[HOW TO COMPLETE THIS TASK]: Search the entries for the word "into". Copy every line where it turns up.

Website and app data records:
=====
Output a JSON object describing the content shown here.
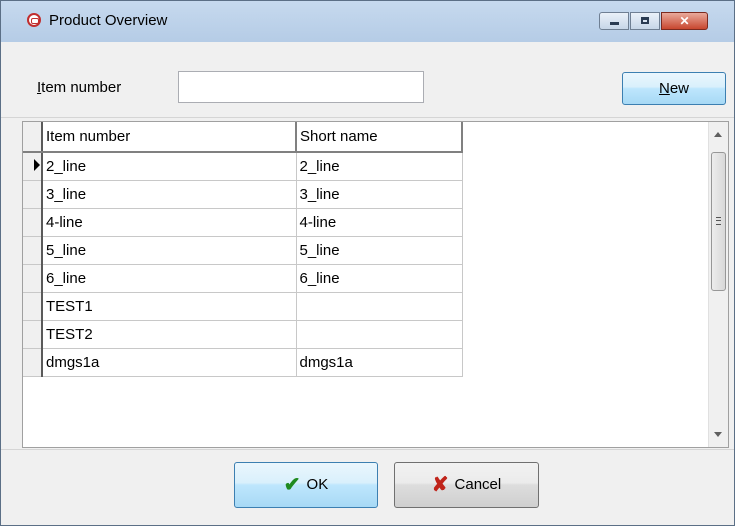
{
  "window": {
    "title": "Product Overview",
    "controls": {
      "minimize": "minimize-icon",
      "maximize": "maximize-icon",
      "close": "close-icon"
    }
  },
  "filter": {
    "label": "Item number",
    "label_mnemonic": "I",
    "label_rest": "tem number",
    "value": "",
    "new_button": {
      "mnemonic": "N",
      "rest": "ew"
    }
  },
  "grid": {
    "columns": [
      "Item number",
      "Short name"
    ],
    "selected_row": 0,
    "rows": [
      [
        "2_line",
        "2_line"
      ],
      [
        "3_line",
        "3_line"
      ],
      [
        "4-line",
        "4-line"
      ],
      [
        "5_line",
        "5_line"
      ],
      [
        "6_line",
        "6_line"
      ],
      [
        "TEST1",
        ""
      ],
      [
        "TEST2",
        ""
      ],
      [
        "dmgs1a",
        "dmgs1a"
      ]
    ]
  },
  "footer": {
    "ok_label": "OK",
    "cancel_label": "Cancel"
  },
  "icons": {
    "app": "product-app-icon",
    "ok": "checkmark-icon",
    "cancel": "red-x-icon"
  },
  "colors": {
    "titlebar": "#c6d9ee",
    "close_button": "#c8472f",
    "ok_check": "#1f8a1f",
    "cancel_x": "#c0241a"
  }
}
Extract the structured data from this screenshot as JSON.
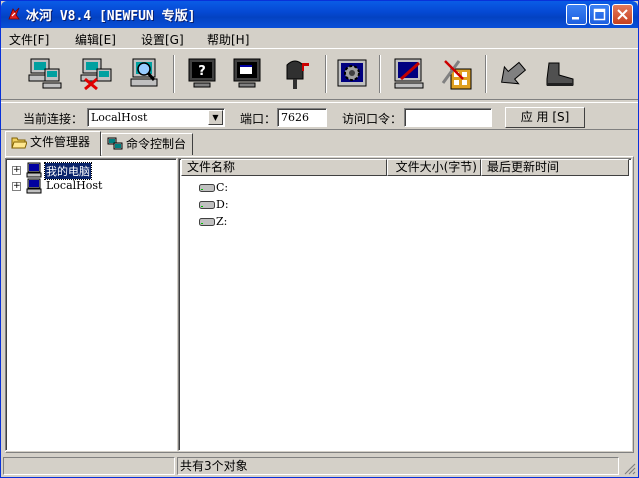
{
  "window": {
    "title": "冰河 V8.4 [NEWFUN 专版]",
    "controls": [
      "minimize",
      "maximize",
      "close"
    ]
  },
  "menu": {
    "items": [
      {
        "label": "文件[F]"
      },
      {
        "label": "编辑[E]"
      },
      {
        "label": "设置[G]"
      },
      {
        "label": "帮助[H]"
      }
    ]
  },
  "toolbar": {
    "buttons": [
      {
        "icon": "add-host-icon"
      },
      {
        "icon": "delete-host-icon"
      },
      {
        "icon": "search-host-icon"
      },
      {
        "icon": "help-monitor-icon"
      },
      {
        "icon": "screen-capture-icon"
      },
      {
        "icon": "mailbox-icon"
      },
      {
        "icon": "settings-gear-icon"
      },
      {
        "icon": "edit-config-icon"
      },
      {
        "icon": "tools-icon"
      },
      {
        "icon": "back-arrow-icon"
      },
      {
        "icon": "boot-exit-icon"
      }
    ]
  },
  "connection": {
    "current_label": "当前连接：",
    "current_value": "LocalHost",
    "port_label": "端口：",
    "port_value": "7626",
    "password_label": "访问口令：",
    "password_value": "",
    "apply_label": "应 用 [S]"
  },
  "tabs": [
    {
      "label": "文件管理器",
      "active": true
    },
    {
      "label": "命令控制台",
      "active": false
    }
  ],
  "tree": {
    "items": [
      {
        "label": "我的电脑",
        "selected": true
      },
      {
        "label": "LocalHost",
        "selected": false
      }
    ]
  },
  "file_list": {
    "columns": [
      "文件名称",
      "文件大小(字节)",
      "最后更新时间"
    ],
    "rows": [
      {
        "name": "C:"
      },
      {
        "name": "D:"
      },
      {
        "name": "Z:"
      }
    ]
  },
  "status": {
    "left": "",
    "right": "共有3个对象"
  },
  "colors": {
    "titlebar": "#0549d4",
    "face": "#d4d0c8",
    "selection": "#0a246a"
  }
}
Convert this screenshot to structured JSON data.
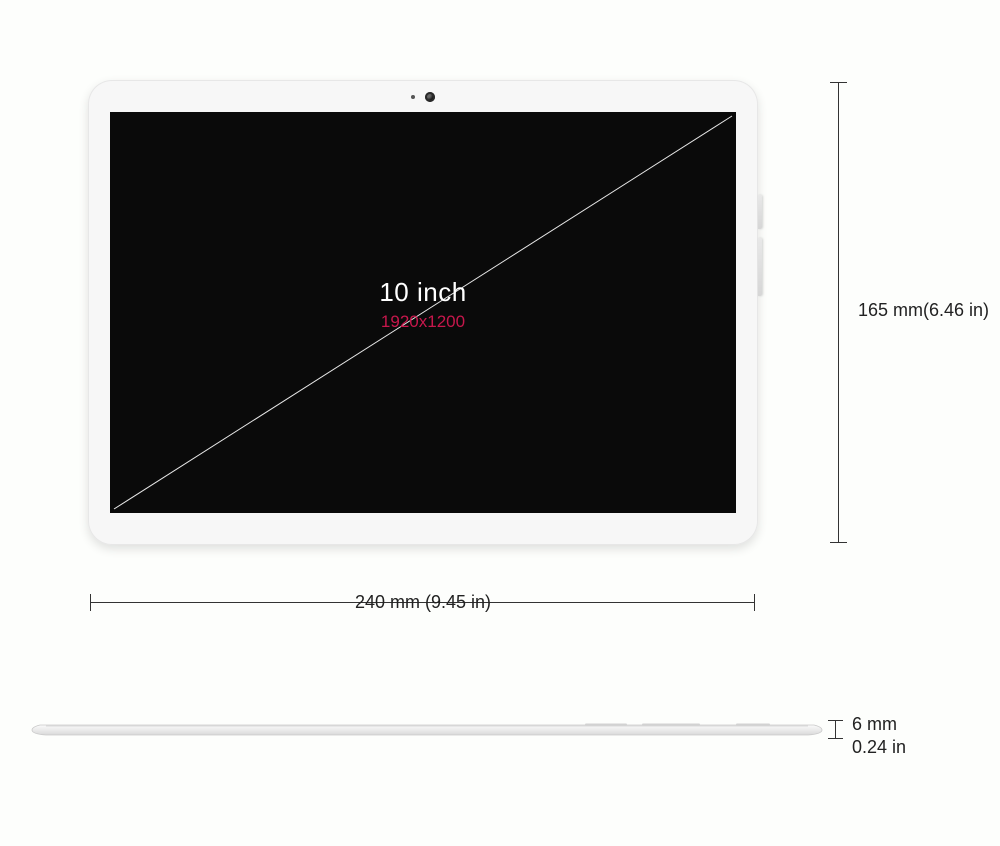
{
  "screen": {
    "diagonal_label": "10 inch",
    "resolution_label": "1920x1200"
  },
  "dimensions": {
    "height_label": "165 mm(6.46 in)",
    "width_label": "240 mm (9.45 in)",
    "thickness_mm": "6 mm",
    "thickness_in": "0.24 in"
  }
}
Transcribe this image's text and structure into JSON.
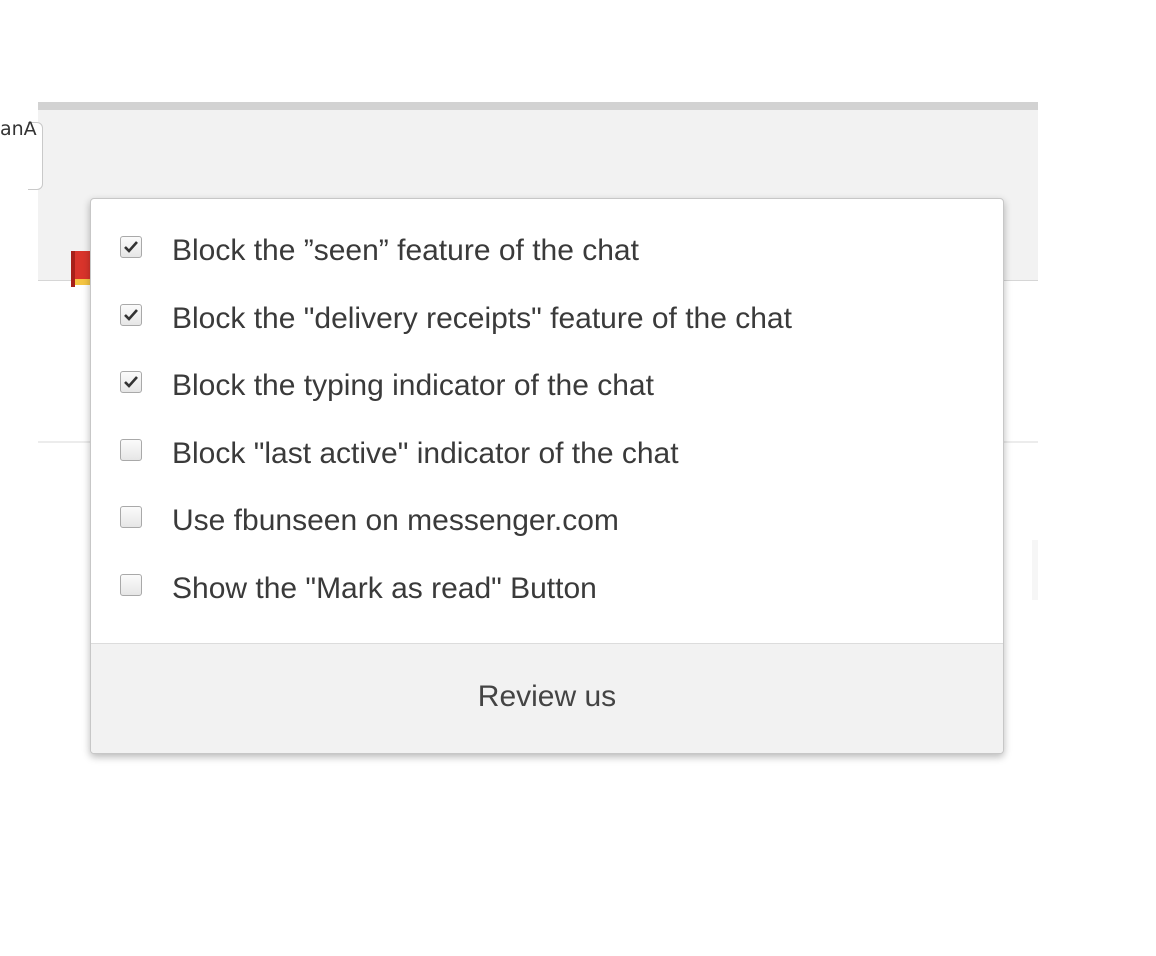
{
  "toolbar": {
    "bookmark_fragment": "anA",
    "extensions": [
      {
        "icon": "pdf-book-icon"
      },
      {
        "icon": "php-icon"
      },
      {
        "icon": "download-arrow-icon"
      },
      {
        "icon": "off-page-icon"
      },
      {
        "icon": "fast-forward-icon"
      },
      {
        "icon": "download-icon"
      },
      {
        "icon": "inbox-check-icon"
      },
      {
        "icon": "rainbow-arc-icon"
      },
      {
        "icon": "magnifier-icon"
      },
      {
        "icon": "google-translate-icon"
      },
      {
        "icon": "grid-dots-icon"
      },
      {
        "icon": "fbunseen-eye-icon"
      }
    ]
  },
  "popup": {
    "options": [
      {
        "label": "Block the ”seen” feature of the chat",
        "checked": true
      },
      {
        "label": "Block the \"delivery receipts\" feature of the chat",
        "checked": true
      },
      {
        "label": "Block the typing indicator of the chat",
        "checked": true
      },
      {
        "label": "Block \"last active\" indicator of the chat",
        "checked": false
      },
      {
        "label": "Use fbunseen on messenger.com",
        "checked": false
      },
      {
        "label": "Show the \"Mark as read\" Button",
        "checked": false
      }
    ],
    "footer_link": "Review us"
  },
  "colors": {
    "accent_blue": "#1e88e5",
    "popup_footer_bg": "#f2f2f2",
    "text": "#3a3a3a"
  }
}
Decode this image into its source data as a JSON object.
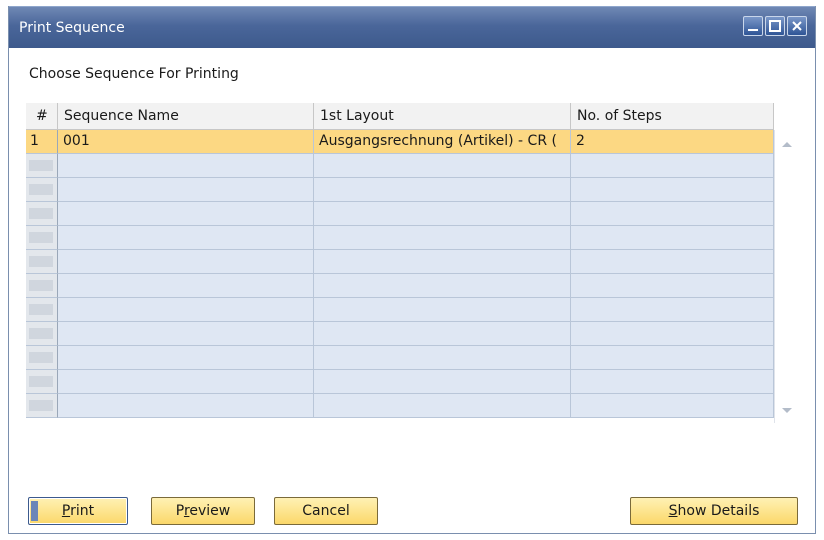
{
  "window": {
    "title": "Print Sequence"
  },
  "form": {
    "choose_label": "Choose Sequence For Printing"
  },
  "table": {
    "columns": [
      "#",
      "Sequence Name",
      "1st Layout",
      "No. of Steps"
    ],
    "rows": [
      {
        "num": "1",
        "sequence_name": "001",
        "first_layout": "Ausgangsrechnung (Artikel) - CR (",
        "steps": "2",
        "selected": true
      }
    ],
    "empty_row_count": 11
  },
  "buttons": {
    "print": {
      "hot": "P",
      "rest": "rint"
    },
    "preview": {
      "pre": "P",
      "hot": "r",
      "rest": "eview"
    },
    "cancel": "Cancel",
    "show_details": {
      "hot": "S",
      "rest": "how Details"
    }
  },
  "colors": {
    "titlebar": "#4a669a",
    "selected_row": "#fcd883",
    "grid_row": "#dfe7f3",
    "button": "#fbd86a"
  },
  "icons": [
    "minimize-icon",
    "maximize-icon",
    "close-icon",
    "scroll-up-icon",
    "scroll-down-icon"
  ]
}
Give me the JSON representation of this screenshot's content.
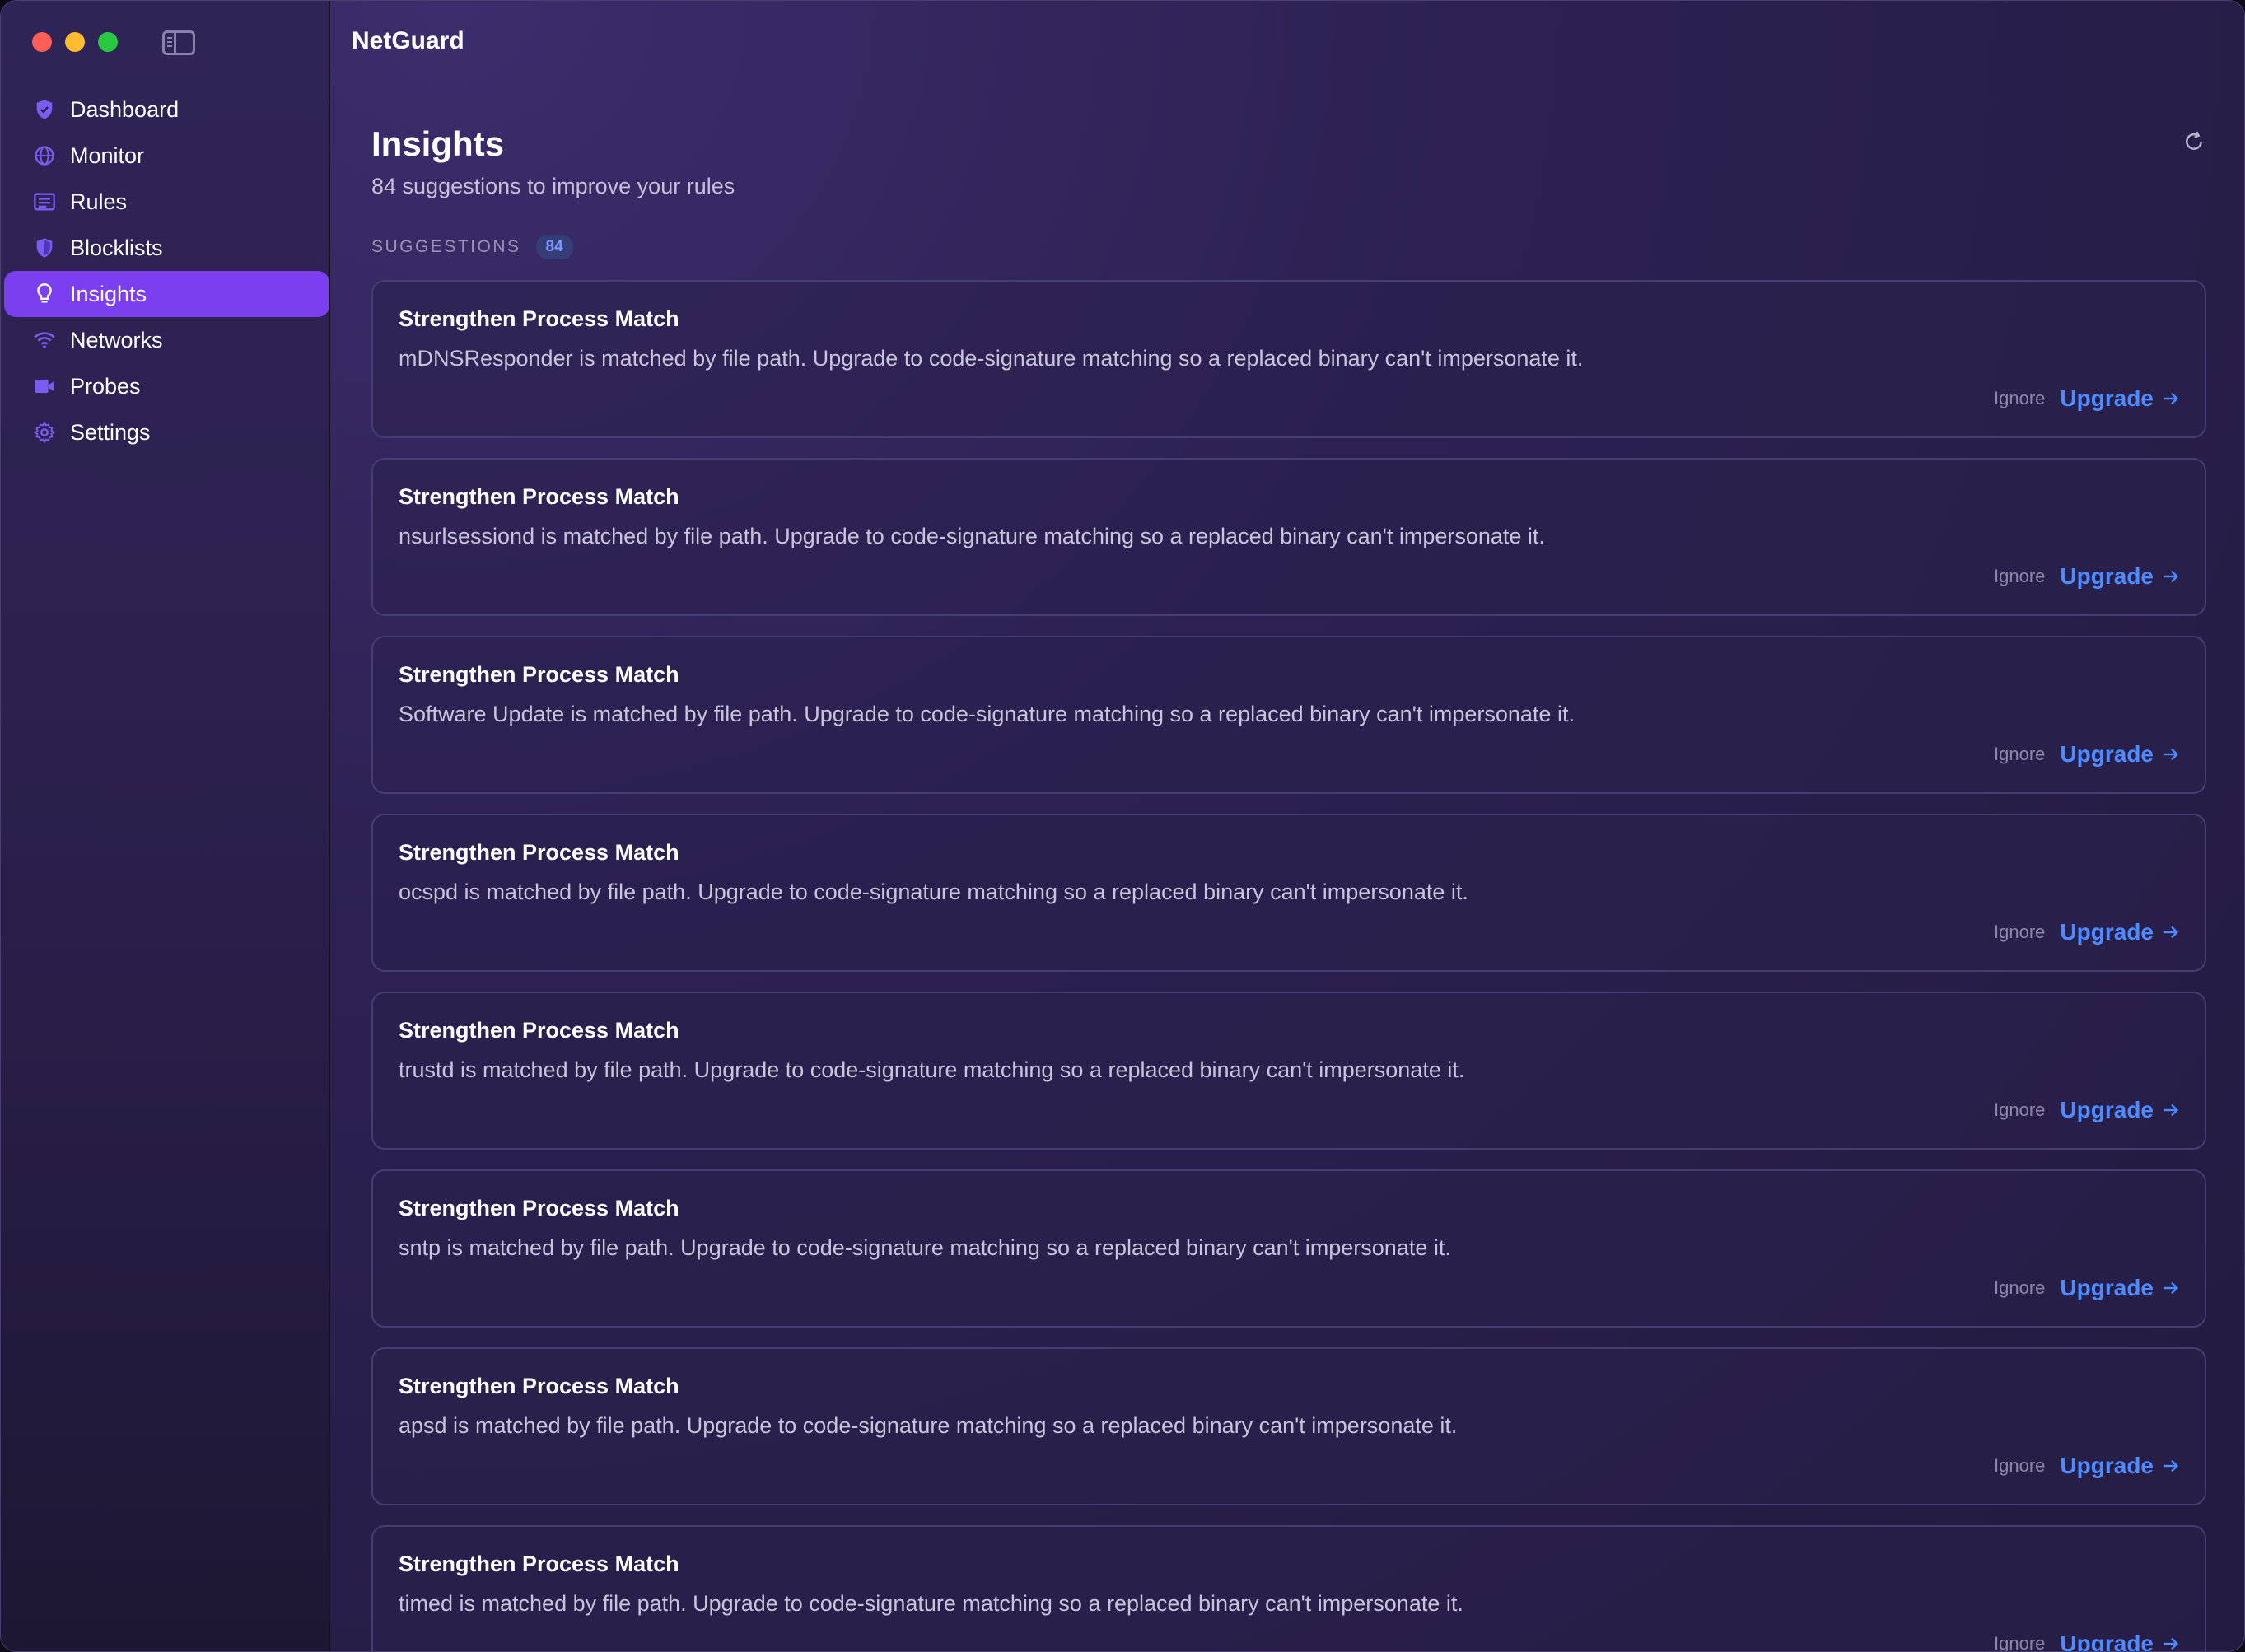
{
  "app": {
    "title": "NetGuard"
  },
  "sidebar": {
    "items": [
      {
        "label": "Dashboard",
        "icon": "shield-check-icon",
        "active": false
      },
      {
        "label": "Monitor",
        "icon": "globe-icon",
        "active": false
      },
      {
        "label": "Rules",
        "icon": "list-icon",
        "active": false
      },
      {
        "label": "Blocklists",
        "icon": "shield-icon",
        "active": false
      },
      {
        "label": "Insights",
        "icon": "lightbulb-icon",
        "active": true
      },
      {
        "label": "Networks",
        "icon": "wifi-icon",
        "active": false
      },
      {
        "label": "Probes",
        "icon": "video-icon",
        "active": false
      },
      {
        "label": "Settings",
        "icon": "gear-icon",
        "active": false
      }
    ]
  },
  "page": {
    "title": "Insights",
    "subtitle": "84 suggestions to improve your rules"
  },
  "suggestions": {
    "label": "SUGGESTIONS",
    "count": "84",
    "cards": [
      {
        "title": "Strengthen Process Match",
        "description": "mDNSResponder is matched by file path. Upgrade to code-signature matching so a replaced binary can't impersonate it.",
        "ignore": "Ignore",
        "upgrade": "Upgrade"
      },
      {
        "title": "Strengthen Process Match",
        "description": "nsurlsessiond is matched by file path. Upgrade to code-signature matching so a replaced binary can't impersonate it.",
        "ignore": "Ignore",
        "upgrade": "Upgrade"
      },
      {
        "title": "Strengthen Process Match",
        "description": "Software Update is matched by file path. Upgrade to code-signature matching so a replaced binary can't impersonate it.",
        "ignore": "Ignore",
        "upgrade": "Upgrade"
      },
      {
        "title": "Strengthen Process Match",
        "description": "ocspd is matched by file path. Upgrade to code-signature matching so a replaced binary can't impersonate it.",
        "ignore": "Ignore",
        "upgrade": "Upgrade"
      },
      {
        "title": "Strengthen Process Match",
        "description": "trustd is matched by file path. Upgrade to code-signature matching so a replaced binary can't impersonate it.",
        "ignore": "Ignore",
        "upgrade": "Upgrade"
      },
      {
        "title": "Strengthen Process Match",
        "description": "sntp is matched by file path. Upgrade to code-signature matching so a replaced binary can't impersonate it.",
        "ignore": "Ignore",
        "upgrade": "Upgrade"
      },
      {
        "title": "Strengthen Process Match",
        "description": "apsd is matched by file path. Upgrade to code-signature matching so a replaced binary can't impersonate it.",
        "ignore": "Ignore",
        "upgrade": "Upgrade"
      },
      {
        "title": "Strengthen Process Match",
        "description": "timed is matched by file path. Upgrade to code-signature matching so a replaced binary can't impersonate it.",
        "ignore": "Ignore",
        "upgrade": "Upgrade"
      }
    ]
  },
  "colors": {
    "accent": "#7b3ff0",
    "link": "#4d8bff",
    "icon": "#7a5cf0"
  }
}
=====
[WRITTEN RESPONSE]:
Transcribe this image's text and structure into JSON.
Decode this image into its source data as a JSON object.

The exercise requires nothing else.